Usual inverse analyses make use of the whole indentation load-displacement curve, and thus require elasto-plastic finite element simulations. Subsequently, all the plastic properties should be identified the same time, leading to heavy computations. However, it was reported that the initial state of the indentation unloading can be considered elastic. For this reason, the proposed method by applying the inverse analysis only to this part of the unloading curve can then rely only on elastic finite element computations.
To ensure the applicability of the procedure, several factors that might affect its accuracy are addressed.
Finally, the method is confronted with experimental indentation data of Polyimide film on Glass/Epoxy substrate.
An unconventional finite-strain hyperelasto-plastic constitutive model based on the subloading surface concept is presented. On the basic kinematic assumption of the multiplicative decomposition of the deformation gradient into elastic and plastic parts, the hyperelastic law and plastic evolution equations are formulated on the intermediate configuration which is chosen to be isoclinic. The nonlinear isotropic and kinematic hardening as well as the non-dissipative part of the plastic velocity gradient are incorporated into the model. The computational treatment of the model is also discussed. An effective numerical algorithm for stress update is developed with the use of tensor exponential-based return mapping. As a specific example, von Mises plasticity model with a neo-Hookean type hyperelastic law and linear/nonlinear kinematic hardening is considered. The basic behavior and capability of the proposed model to large strains are demonstrated through several numerical examples.

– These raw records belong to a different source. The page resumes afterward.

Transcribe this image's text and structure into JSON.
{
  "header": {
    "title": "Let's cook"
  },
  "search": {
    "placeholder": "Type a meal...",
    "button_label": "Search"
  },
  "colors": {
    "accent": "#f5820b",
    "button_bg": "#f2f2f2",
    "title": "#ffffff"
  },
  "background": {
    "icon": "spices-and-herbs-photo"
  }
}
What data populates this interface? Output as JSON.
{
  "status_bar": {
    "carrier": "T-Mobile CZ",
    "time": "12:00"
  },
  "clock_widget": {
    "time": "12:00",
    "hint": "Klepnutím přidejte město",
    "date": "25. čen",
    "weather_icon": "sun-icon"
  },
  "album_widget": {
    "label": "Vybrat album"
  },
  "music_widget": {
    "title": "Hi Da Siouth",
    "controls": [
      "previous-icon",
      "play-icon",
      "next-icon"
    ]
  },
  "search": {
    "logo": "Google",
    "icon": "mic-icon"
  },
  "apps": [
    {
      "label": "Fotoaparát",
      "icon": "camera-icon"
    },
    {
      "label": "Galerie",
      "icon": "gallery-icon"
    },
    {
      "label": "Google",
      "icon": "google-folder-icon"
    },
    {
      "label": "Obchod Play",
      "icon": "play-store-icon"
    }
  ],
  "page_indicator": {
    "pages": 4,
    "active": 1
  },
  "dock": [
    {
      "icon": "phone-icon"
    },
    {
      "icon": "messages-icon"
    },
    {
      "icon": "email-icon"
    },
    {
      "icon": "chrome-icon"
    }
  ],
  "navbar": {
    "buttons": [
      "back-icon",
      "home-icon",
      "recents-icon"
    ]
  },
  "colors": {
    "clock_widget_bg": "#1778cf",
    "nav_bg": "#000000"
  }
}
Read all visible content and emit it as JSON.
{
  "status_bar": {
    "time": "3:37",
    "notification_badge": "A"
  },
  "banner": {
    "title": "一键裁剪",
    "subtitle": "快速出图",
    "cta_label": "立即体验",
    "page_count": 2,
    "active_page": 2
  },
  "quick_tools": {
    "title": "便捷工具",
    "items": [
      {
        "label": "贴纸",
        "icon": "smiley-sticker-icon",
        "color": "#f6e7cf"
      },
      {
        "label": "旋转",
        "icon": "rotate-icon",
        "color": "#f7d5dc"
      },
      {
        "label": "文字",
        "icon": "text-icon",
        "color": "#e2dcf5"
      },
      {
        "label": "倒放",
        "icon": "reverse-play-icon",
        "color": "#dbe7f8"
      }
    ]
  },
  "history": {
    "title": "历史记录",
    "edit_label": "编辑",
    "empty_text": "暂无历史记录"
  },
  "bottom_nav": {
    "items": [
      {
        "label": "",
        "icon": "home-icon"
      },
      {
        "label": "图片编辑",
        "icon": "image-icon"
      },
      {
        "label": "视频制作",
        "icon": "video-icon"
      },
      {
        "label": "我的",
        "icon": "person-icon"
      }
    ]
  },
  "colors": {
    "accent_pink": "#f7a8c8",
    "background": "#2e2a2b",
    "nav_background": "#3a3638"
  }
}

The singular corner of the original Cam-clay model represents the virgin consolidation for the model but evaluation of plastic flow at this vertex singularity causes numerical trouble when the associated flow rule is applied. In this study a backward-Euler stress update algorithm is developed for the original Cam-clay model. A constraint function is defined as a plane passing the vertex and the Koiter's associated flow rule was employed to both yield and constraint functions. This method can conveniently handle the vertex without discretizing the yield surface into a finite number of yield loci. The new algorithm was applied for four diversified forms of the yield function to consider the effect of yield function's form on the performance of the algorithm. Numerical results of the proposed algorithm were illustrated in the single step and varying number of sub-steps. Error-maps were successfully generated to evaluate a performance of the algorithm.